ABOUT THIS TASK: Leaving out the pictures, reproduce each record exactly and in full.

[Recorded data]

══════

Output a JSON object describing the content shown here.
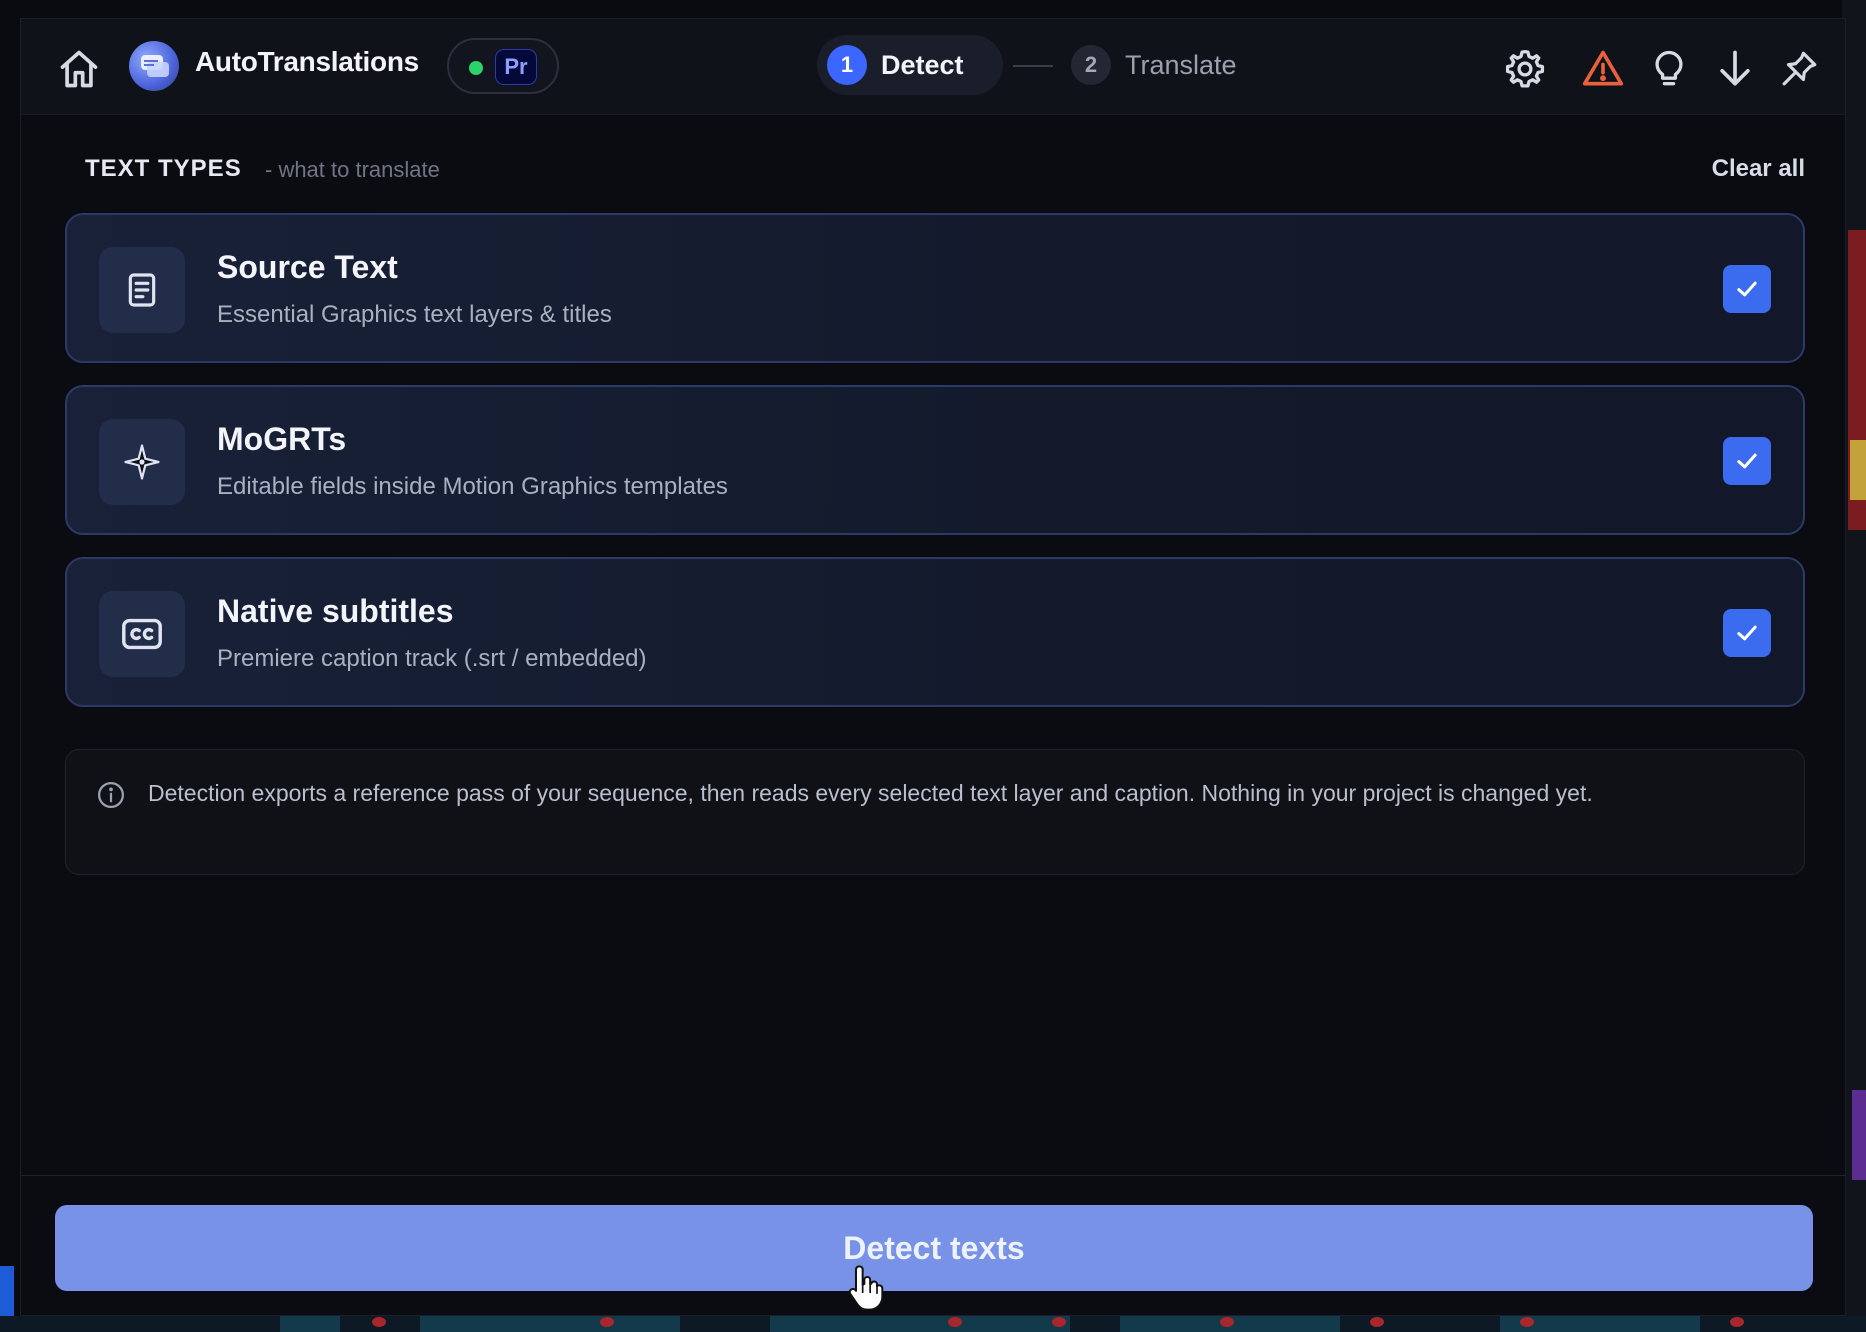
{
  "header": {
    "app_title": "AutoTranslations",
    "host_badge": "Pr",
    "steps": [
      {
        "number": "1",
        "label": "Detect",
        "active": true
      },
      {
        "number": "2",
        "label": "Translate",
        "active": false
      }
    ],
    "tools": [
      "gear-icon",
      "warning-icon",
      "lightbulb-icon",
      "download-arrow-icon",
      "pin-icon"
    ]
  },
  "section": {
    "title": "TEXT TYPES",
    "subtitle": "- what to translate",
    "clear_all": "Clear all"
  },
  "text_types": [
    {
      "title": "Source Text",
      "description": "Essential Graphics text layers & titles",
      "icon": "document-icon",
      "checked": true
    },
    {
      "title": "MoGRTs",
      "description": "Editable fields inside Motion Graphics templates",
      "icon": "sparkle-icon",
      "checked": true
    },
    {
      "title": "Native subtitles",
      "description": "Premiere caption track (.srt / embedded)",
      "icon": "closed-captions-icon",
      "checked": true
    }
  ],
  "info": {
    "text": "Detection exports a reference pass of your sequence, then reads every selected text layer and caption. Nothing in your project is changed yet."
  },
  "action": {
    "label": "Detect texts"
  },
  "colors": {
    "accent": "#3b6cf0",
    "button": "#7792e6",
    "status_online": "#2bd36a",
    "warning": "#e8613c"
  }
}
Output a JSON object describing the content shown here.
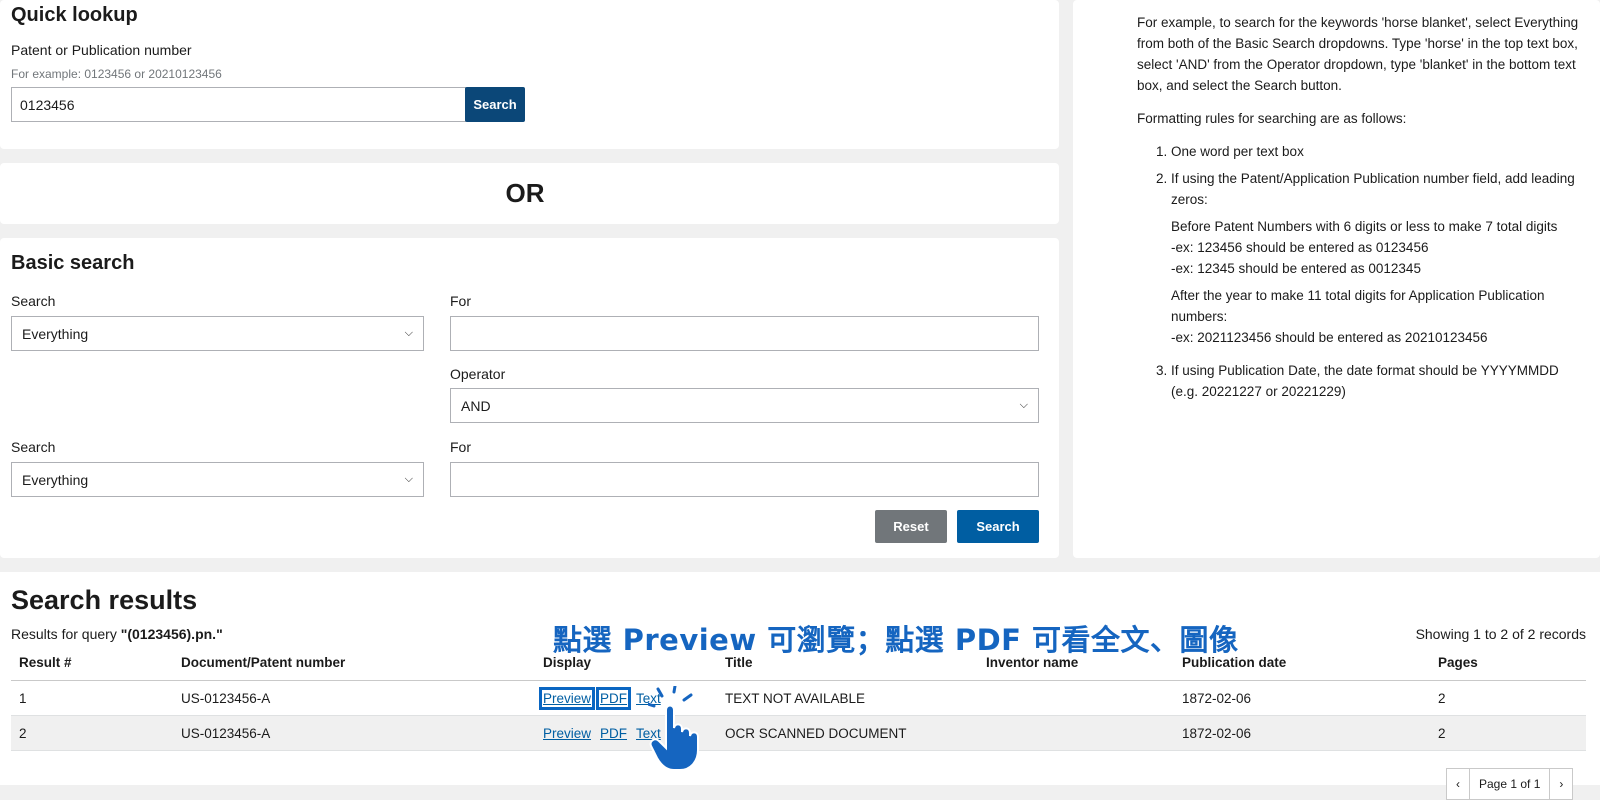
{
  "quick_lookup": {
    "title": "Quick lookup",
    "field_label": "Patent or Publication number",
    "example": "For example: 0123456 or 20210123456",
    "value": "0123456",
    "search_label": "Search"
  },
  "or_label": "OR",
  "basic_search": {
    "title": "Basic search",
    "search_label_1": "Search",
    "select_1": "Everything",
    "for_label_1": "For",
    "for_value_1": "",
    "operator_label": "Operator",
    "operator_value": "AND",
    "search_label_2": "Search",
    "select_2": "Everything",
    "for_label_2": "For",
    "for_value_2": "",
    "reset_label": "Reset",
    "search_label": "Search"
  },
  "help": {
    "intro": "For example, to search for the keywords 'horse blanket', select Everything from both of the Basic Search dropdowns. Type 'horse' in the top text box, select 'AND' from the Operator dropdown, type 'blanket' in the bottom text box, and select the Search button.",
    "rules_intro": "Formatting rules for searching are as follows:",
    "rule1": "One word per text box",
    "rule2": "If using the Patent/Application Publication number field, add leading zeros:",
    "rule2_patent": "Before Patent Numbers with 6 digits or less to make 7 total digits",
    "rule2_ex1": "-ex: 123456 should be entered as 0123456",
    "rule2_ex2": "-ex: 12345 should be entered as 0012345",
    "rule2_app": "After the year to make 11 total digits for Application Publication numbers:",
    "rule2_ex3": "-ex: 2021123456 should be entered as 20210123456",
    "rule3": "If using Publication Date, the date format should be YYYYMMDD (e.g. 20221227 or 20221229)"
  },
  "results": {
    "title": "Search results",
    "query_prefix": "Results for query ",
    "query": "\"(0123456).pn.\"",
    "showing": "Showing 1 to 2 of 2 records",
    "columns": [
      "Result #",
      "Document/Patent number",
      "Display",
      "Title",
      "Inventor name",
      "Publication date",
      "Pages"
    ],
    "rows": [
      {
        "num": "1",
        "doc": "US-0123456-A",
        "preview": "Preview",
        "pdf": "PDF",
        "text": "Text",
        "title": "TEXT NOT AVAILABLE",
        "inventor": "",
        "date": "1872-02-06",
        "pages": "2"
      },
      {
        "num": "2",
        "doc": "US-0123456-A",
        "preview": "Preview",
        "pdf": "PDF",
        "text": "Text",
        "title": "OCR SCANNED DOCUMENT",
        "inventor": "",
        "date": "1872-02-06",
        "pages": "2"
      }
    ],
    "pager": {
      "prev": "‹",
      "label": "Page 1 of 1",
      "next": "›"
    }
  },
  "annotation": "點選 Preview 可瀏覽；點選 PDF 可看全文、圖像",
  "icons": {
    "select_chevron": "chevron-down-icon",
    "tap_hand": "tap-hand-icon"
  },
  "colors": {
    "primary": "#005ea2",
    "dark_button": "#0b4778",
    "reset_button": "#71767a",
    "annotation": "#1565c0"
  }
}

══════

RESULT OF THIS EXERCISE:
Output a JSON object describing the content shown here.
{
  "header": {
    "app_title": "AutoTranslations",
    "host_badge": "Pr",
    "steps": [
      {
        "number": "1",
        "label": "Detect",
        "active": true
      },
      {
        "number": "2",
        "label": "Translate",
        "active": false
      }
    ],
    "tools": [
      "gear-icon",
      "warning-icon",
      "lightbulb-icon",
      "download-arrow-icon",
      "pin-icon"
    ]
  },
  "section": {
    "title": "TEXT TYPES",
    "subtitle": "- what to translate",
    "clear_all": "Clear all"
  },
  "text_types": [
    {
      "title": "Source Text",
      "description": "Essential Graphics text layers & titles",
      "icon": "document-icon",
      "checked": true
    },
    {
      "title": "MoGRTs",
      "description": "Editable fields inside Motion Graphics templates",
      "icon": "sparkle-icon",
      "checked": true
    },
    {
      "title": "Native subtitles",
      "description": "Premiere caption track (.srt / embedded)",
      "icon": "closed-captions-icon",
      "checked": true
    }
  ],
  "info": {
    "text": "Detection exports a reference pass of your sequence, then reads every selected text layer and caption. Nothing in your project is changed yet."
  },
  "action": {
    "label": "Detect texts"
  },
  "colors": {
    "accent": "#3b6cf0",
    "button": "#7792e6",
    "status_online": "#2bd36a",
    "warning": "#e8613c"
  }
}
Output a JSON object describing the content shown here.
{
  "quick_lookup": {
    "title": "Quick lookup",
    "field_label": "Patent or Publication number",
    "example": "For example: 0123456 or 20210123456",
    "value": "0123456",
    "search_label": "Search"
  },
  "or_label": "OR",
  "basic_search": {
    "title": "Basic search",
    "search_label_1": "Search",
    "select_1": "Everything",
    "for_label_1": "For",
    "for_value_1": "",
    "operator_label": "Operator",
    "operator_value": "AND",
    "search_label_2": "Search",
    "select_2": "Everything",
    "for_label_2": "For",
    "for_value_2": "",
    "reset_label": "Reset",
    "search_label": "Search"
  },
  "help": {
    "intro": "For example, to search for the keywords 'horse blanket', select Everything from both of the Basic Search dropdowns. Type 'horse' in the top text box, select 'AND' from the Operator dropdown, type 'blanket' in the bottom text box, and select the Search button.",
    "rules_intro": "Formatting rules for searching are as follows:",
    "rule1": "One word per text box",
    "rule2": "If using the Patent/Application Publication number field, add leading zeros:",
    "rule2_patent": "Before Patent Numbers with 6 digits or less to make 7 total digits",
    "rule2_ex1": "-ex: 123456 should be entered as 0123456",
    "rule2_ex2": "-ex: 12345 should be entered as 0012345",
    "rule2_app": "After the year to make 11 total digits for Application Publication numbers:",
    "rule2_ex3": "-ex: 2021123456 should be entered as 20210123456",
    "rule3": "If using Publication Date, the date format should be YYYYMMDD (e.g. 20221227 or 20221229)"
  },
  "results": {
    "title": "Search results",
    "query_prefix": "Results for query ",
    "query": "\"(0123456).pn.\"",
    "showing": "Showing 1 to 2 of 2 records",
    "columns": [
      "Result #",
      "Document/Patent number",
      "Display",
      "Title",
      "Inventor name",
      "Publication date",
      "Pages"
    ],
    "rows": [
      {
        "num": "1",
        "doc": "US-0123456-A",
        "preview": "Preview",
        "pdf": "PDF",
        "text": "Text",
        "title": "TEXT NOT AVAILABLE",
        "inventor": "",
        "date": "1872-02-06",
        "pages": "2"
      },
      {
        "num": "2",
        "doc": "US-0123456-A",
        "preview": "Preview",
        "pdf": "PDF",
        "text": "Text",
        "title": "OCR SCANNED DOCUMENT",
        "inventor": "",
        "date": "1872-02-06",
        "pages": "2"
      }
    ],
    "pager": {
      "prev": "‹",
      "label": "Page 1 of 1",
      "next": "›"
    }
  },
  "annotation": "點選 Preview 可瀏覽；點選 PDF 可看全文、圖像",
  "icons": {
    "select_chevron": "chevron-down-icon",
    "tap_hand": "tap-hand-icon"
  },
  "colors": {
    "primary": "#005ea2",
    "dark_button": "#0b4778",
    "reset_button": "#71767a",
    "annotation": "#1565c0"
  }
}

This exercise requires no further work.